WHAT THE TASK REQUIRES
An image-free, exact copy of the records below is required.

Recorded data
========================================
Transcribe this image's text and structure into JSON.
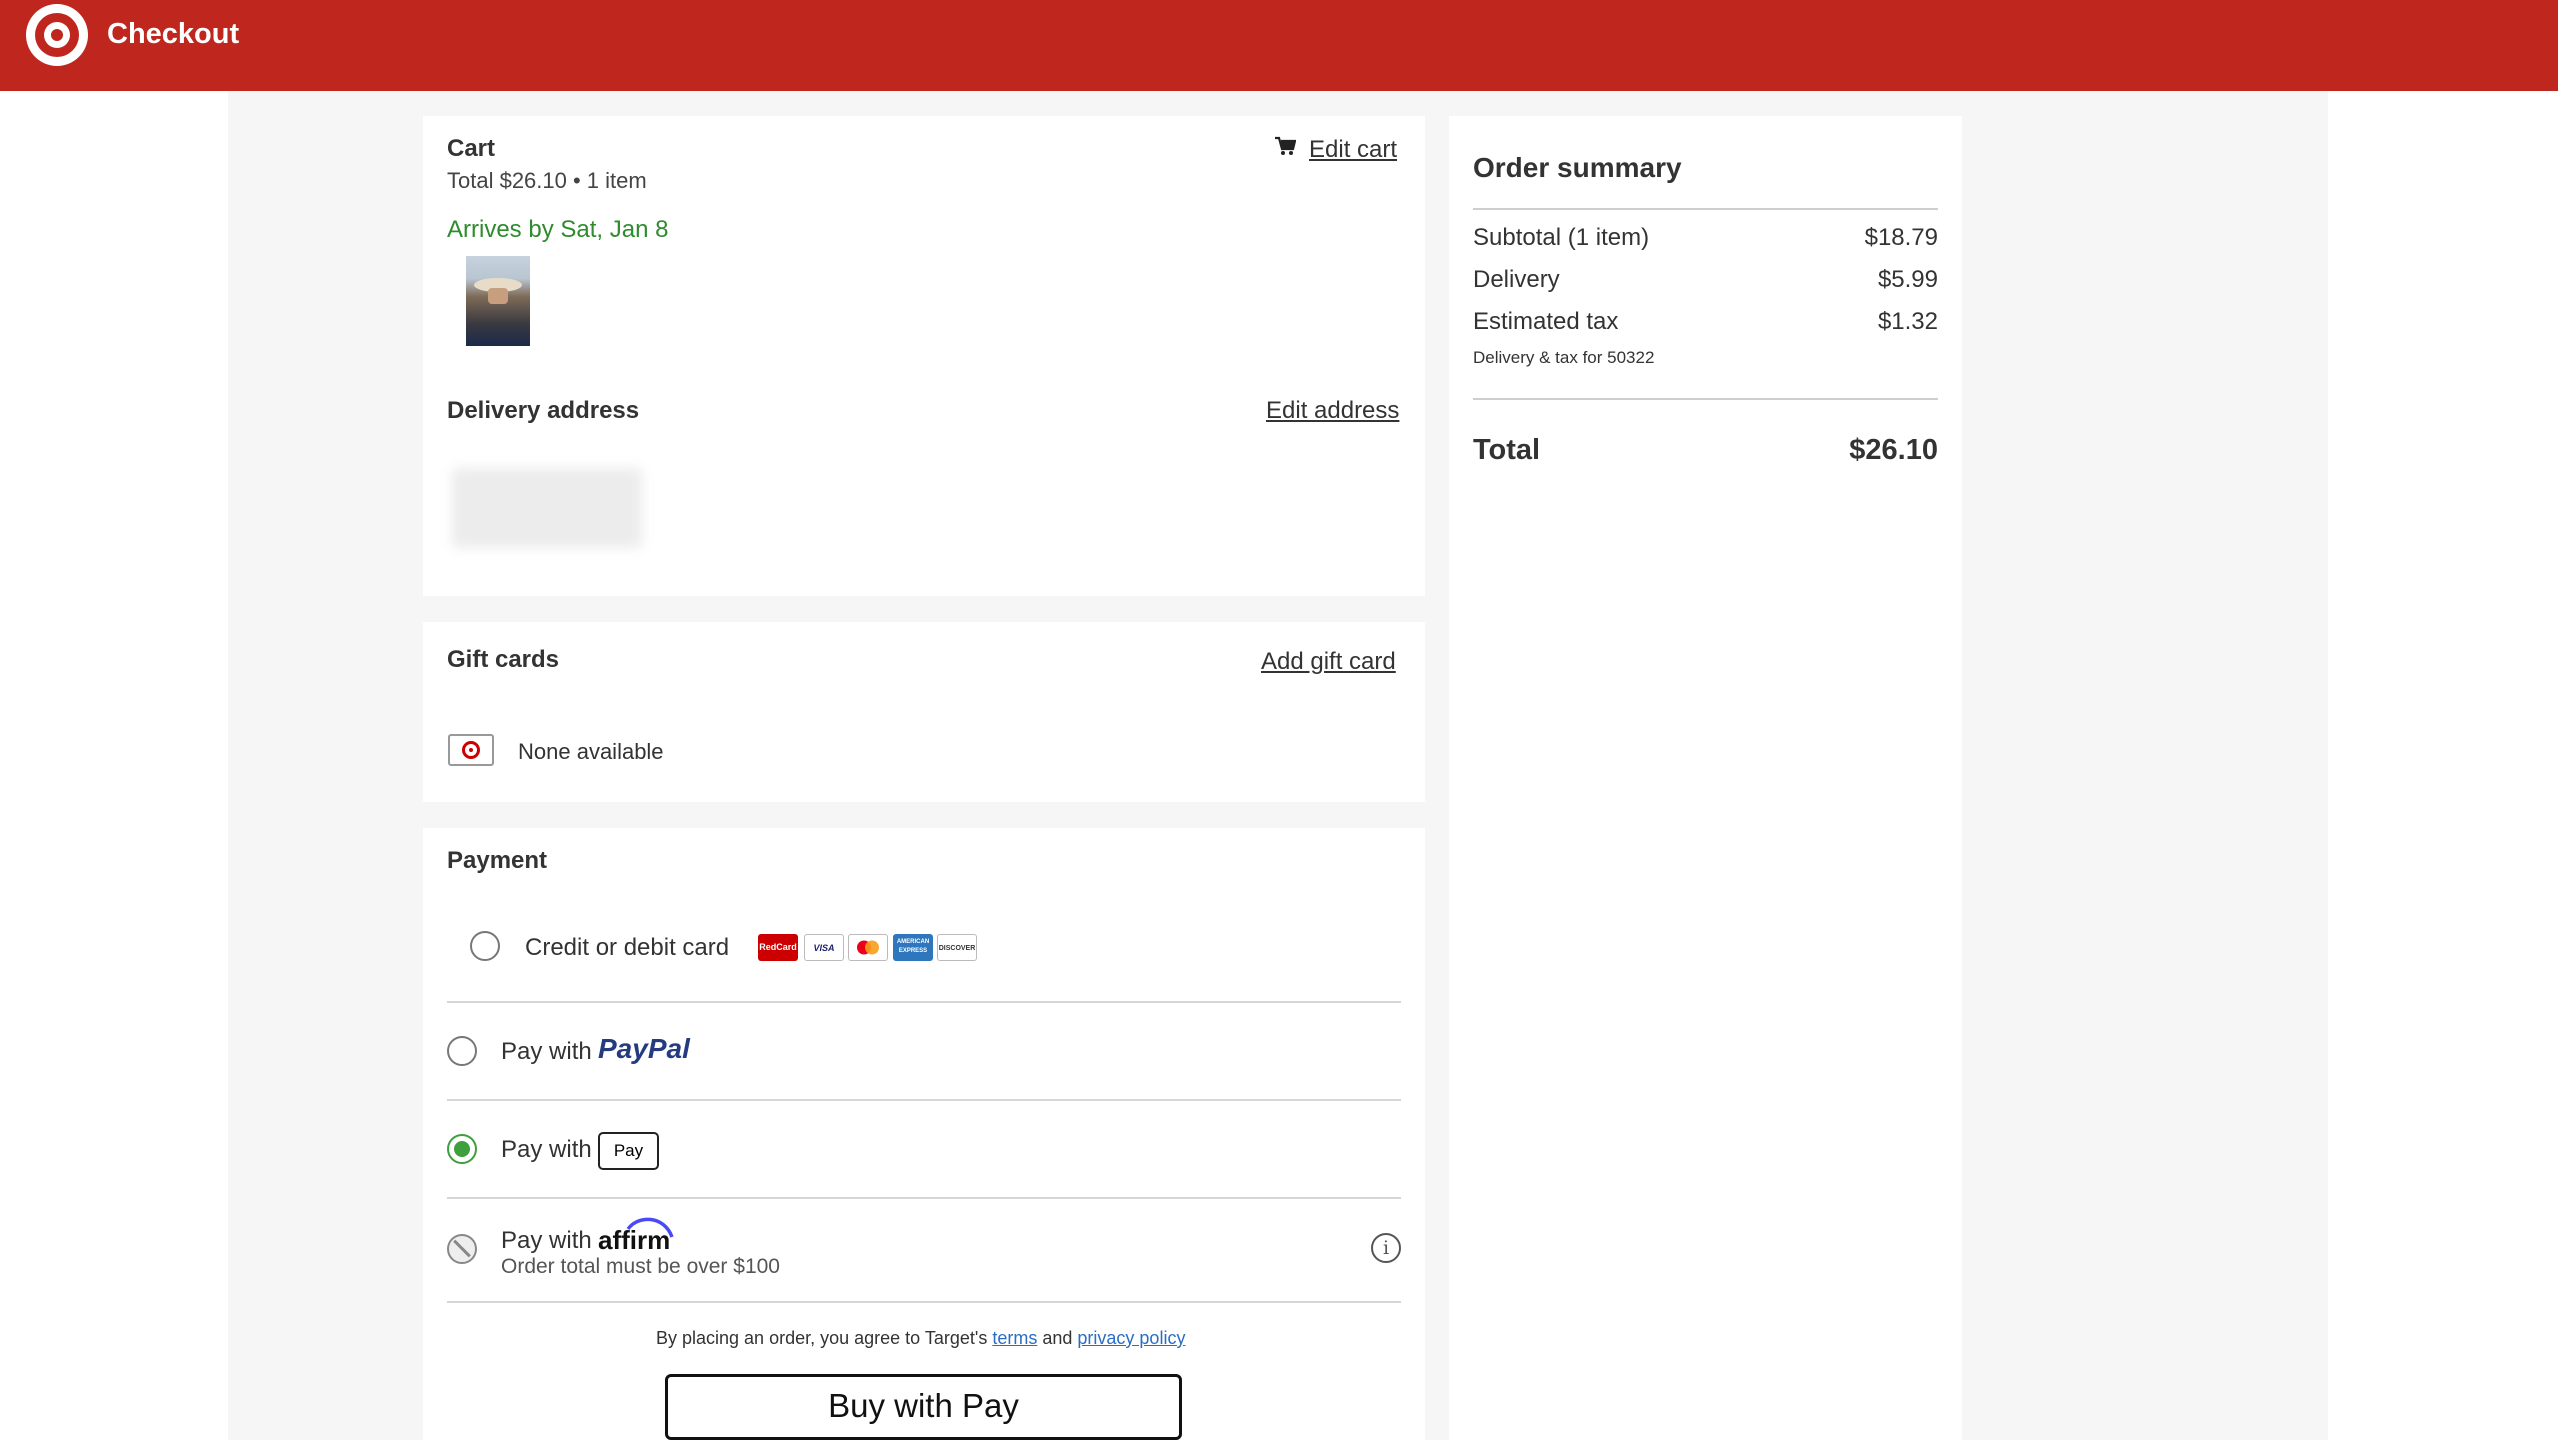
{
  "header": {
    "title": "Checkout",
    "logo": "target-bullseye-logo",
    "color": "#bf261e"
  },
  "cart": {
    "title": "Cart",
    "summary": "Total $26.10 • 1 item",
    "edit_label": "Edit cart",
    "arrival": "Arrives by Sat, Jan 8",
    "arrival_color": "#2e8b2e"
  },
  "delivery": {
    "title": "Delivery address",
    "edit_label": "Edit address"
  },
  "gift_cards": {
    "title": "Gift cards",
    "add_label": "Add gift card",
    "status": "None available"
  },
  "payment": {
    "title": "Payment",
    "options": [
      {
        "label": "Credit or debit card",
        "selected": false
      },
      {
        "label": "Pay with",
        "brand": "PayPal",
        "selected": false
      },
      {
        "label": "Pay with",
        "brand": "Pay",
        "selected": true
      },
      {
        "label": "Pay with",
        "brand": "affirm",
        "note": "Order total must be over $100",
        "disabled": true
      }
    ],
    "card_brands": [
      "RedCard",
      "VISA",
      "Mastercard",
      "AMERICAN EXPRESS",
      "DISCOVER"
    ],
    "selected_color": "#3d9f3d"
  },
  "legal": {
    "prefix": "By placing an order, you agree to Target's",
    "terms": "terms",
    "and": "and",
    "privacy": "privacy policy"
  },
  "buy_button": {
    "label_prefix": "Buy with",
    "apple_glyph": "",
    "label_suffix": "Pay"
  },
  "order_summary": {
    "title": "Order summary",
    "rows": [
      {
        "label": "Subtotal (1 item)",
        "value": "$18.79"
      },
      {
        "label": "Delivery",
        "value": "$5.99"
      },
      {
        "label": "Estimated tax",
        "value": "$1.32"
      }
    ],
    "tax_note": "Delivery & tax for 50322",
    "total_label": "Total",
    "total_value": "$26.10"
  }
}
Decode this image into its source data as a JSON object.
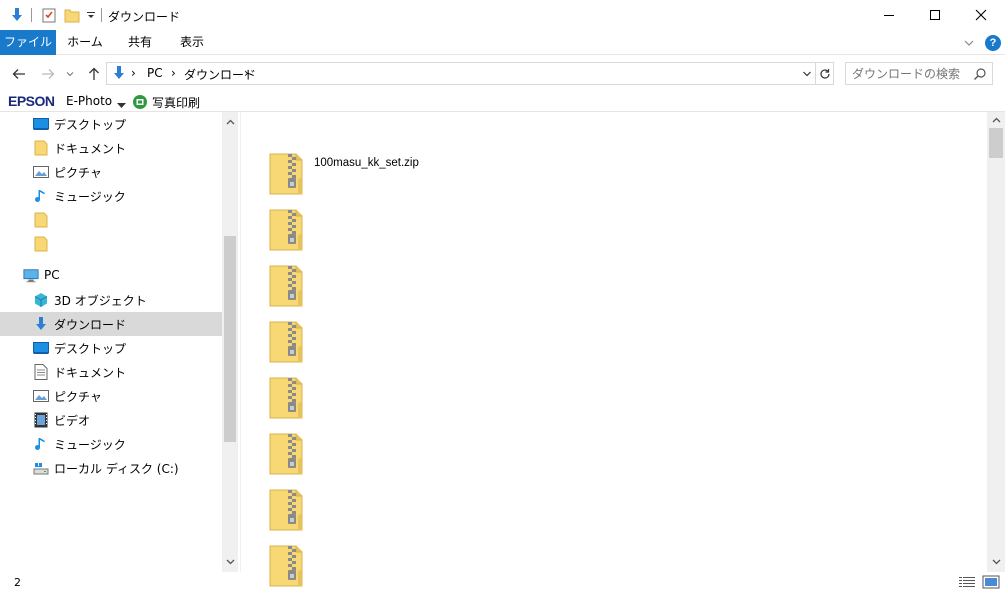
{
  "window": {
    "title": "ダウンロード"
  },
  "ribbon": {
    "tabs": [
      {
        "label": "ファイル"
      },
      {
        "label": "ホーム"
      },
      {
        "label": "共有"
      },
      {
        "label": "表示"
      }
    ],
    "help_label": "?"
  },
  "address": {
    "crumbs": [
      "PC",
      "ダウンロード"
    ],
    "search_placeholder": "ダウンロードの検索"
  },
  "epson": {
    "logo": "EPSON",
    "app_label": "E-Photo",
    "print_label": "写真印刷"
  },
  "nav": {
    "items": [
      {
        "label": "デスクトップ",
        "icon": "desktop-icon"
      },
      {
        "label": "ドキュメント",
        "icon": "folder-icon"
      },
      {
        "label": "ピクチャ",
        "icon": "pictures-icon"
      },
      {
        "label": "ミュージック",
        "icon": "music-icon"
      },
      {
        "label": "",
        "icon": "folder-icon"
      },
      {
        "label": "",
        "icon": "folder-icon"
      },
      {
        "label": "PC",
        "icon": "pc-icon"
      },
      {
        "label": "3D オブジェクト",
        "icon": "3d-objects-icon"
      },
      {
        "label": "ダウンロード",
        "icon": "download-icon"
      },
      {
        "label": "デスクトップ",
        "icon": "desktop-icon"
      },
      {
        "label": "ドキュメント",
        "icon": "document-icon"
      },
      {
        "label": "ピクチャ",
        "icon": "pictures-icon"
      },
      {
        "label": "ビデオ",
        "icon": "video-icon"
      },
      {
        "label": "ミュージック",
        "icon": "music-icon"
      },
      {
        "label": "ローカル ディスク (C:)",
        "icon": "drive-icon"
      }
    ]
  },
  "content": {
    "files": [
      {
        "name": "100masu_kk_set.zip",
        "icon": "zip-folder-icon"
      },
      {
        "name": "",
        "icon": "zip-folder-icon"
      },
      {
        "name": "",
        "icon": "zip-folder-icon"
      },
      {
        "name": "",
        "icon": "zip-folder-icon"
      },
      {
        "name": "",
        "icon": "zip-folder-icon"
      },
      {
        "name": "",
        "icon": "zip-folder-icon"
      },
      {
        "name": "",
        "icon": "zip-folder-icon"
      },
      {
        "name": "",
        "icon": "zip-folder-icon"
      }
    ]
  },
  "status": {
    "item_count": "2"
  },
  "colors": {
    "accent": "#1979ca",
    "selection": "#d9d9d9",
    "folder": "#f8d775"
  }
}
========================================
ANSWER SECTION
Transcribe this image's text and structure into JSON.
{
  "header": {
    "title": "Checkout",
    "logo": "target-bullseye-logo",
    "color": "#bf261e"
  },
  "cart": {
    "title": "Cart",
    "summary": "Total $26.10 • 1 item",
    "edit_label": "Edit cart",
    "arrival": "Arrives by Sat, Jan 8",
    "arrival_color": "#2e8b2e"
  },
  "delivery": {
    "title": "Delivery address",
    "edit_label": "Edit address"
  },
  "gift_cards": {
    "title": "Gift cards",
    "add_label": "Add gift card",
    "status": "None available"
  },
  "payment": {
    "title": "Payment",
    "options": [
      {
        "label": "Credit or debit card",
        "selected": false
      },
      {
        "label": "Pay with",
        "brand": "PayPal",
        "selected": false
      },
      {
        "label": "Pay with",
        "brand": "Pay",
        "selected": true
      },
      {
        "label": "Pay with",
        "brand": "affirm",
        "note": "Order total must be over $100",
        "disabled": true
      }
    ],
    "card_brands": [
      "RedCard",
      "VISA",
      "Mastercard",
      "AMERICAN EXPRESS",
      "DISCOVER"
    ],
    "selected_color": "#3d9f3d"
  },
  "legal": {
    "prefix": "By placing an order, you agree to Target's",
    "terms": "terms",
    "and": "and",
    "privacy": "privacy policy"
  },
  "buy_button": {
    "label_prefix": "Buy with",
    "apple_glyph": "",
    "label_suffix": "Pay"
  },
  "order_summary": {
    "title": "Order summary",
    "rows": [
      {
        "label": "Subtotal (1 item)",
        "value": "$18.79"
      },
      {
        "label": "Delivery",
        "value": "$5.99"
      },
      {
        "label": "Estimated tax",
        "value": "$1.32"
      }
    ],
    "tax_note": "Delivery & tax for 50322",
    "total_label": "Total",
    "total_value": "$26.10"
  }
}
Decode this image into its source data as a JSON object.
{
  "window": {
    "title": "ダウンロード"
  },
  "ribbon": {
    "tabs": [
      {
        "label": "ファイル"
      },
      {
        "label": "ホーム"
      },
      {
        "label": "共有"
      },
      {
        "label": "表示"
      }
    ],
    "help_label": "?"
  },
  "address": {
    "crumbs": [
      "PC",
      "ダウンロード"
    ],
    "search_placeholder": "ダウンロードの検索"
  },
  "epson": {
    "logo": "EPSON",
    "app_label": "E-Photo",
    "print_label": "写真印刷"
  },
  "nav": {
    "items": [
      {
        "label": "デスクトップ",
        "icon": "desktop-icon"
      },
      {
        "label": "ドキュメント",
        "icon": "folder-icon"
      },
      {
        "label": "ピクチャ",
        "icon": "pictures-icon"
      },
      {
        "label": "ミュージック",
        "icon": "music-icon"
      },
      {
        "label": "",
        "icon": "folder-icon"
      },
      {
        "label": "",
        "icon": "folder-icon"
      },
      {
        "label": "PC",
        "icon": "pc-icon"
      },
      {
        "label": "3D オブジェクト",
        "icon": "3d-objects-icon"
      },
      {
        "label": "ダウンロード",
        "icon": "download-icon"
      },
      {
        "label": "デスクトップ",
        "icon": "desktop-icon"
      },
      {
        "label": "ドキュメント",
        "icon": "document-icon"
      },
      {
        "label": "ピクチャ",
        "icon": "pictures-icon"
      },
      {
        "label": "ビデオ",
        "icon": "video-icon"
      },
      {
        "label": "ミュージック",
        "icon": "music-icon"
      },
      {
        "label": "ローカル ディスク (C:)",
        "icon": "drive-icon"
      }
    ]
  },
  "content": {
    "files": [
      {
        "name": "100masu_kk_set.zip",
        "icon": "zip-folder-icon"
      },
      {
        "name": "",
        "icon": "zip-folder-icon"
      },
      {
        "name": "",
        "icon": "zip-folder-icon"
      },
      {
        "name": "",
        "icon": "zip-folder-icon"
      },
      {
        "name": "",
        "icon": "zip-folder-icon"
      },
      {
        "name": "",
        "icon": "zip-folder-icon"
      },
      {
        "name": "",
        "icon": "zip-folder-icon"
      },
      {
        "name": "",
        "icon": "zip-folder-icon"
      }
    ]
  },
  "status": {
    "item_count": "2"
  },
  "colors": {
    "accent": "#1979ca",
    "selection": "#d9d9d9",
    "folder": "#f8d775"
  }
}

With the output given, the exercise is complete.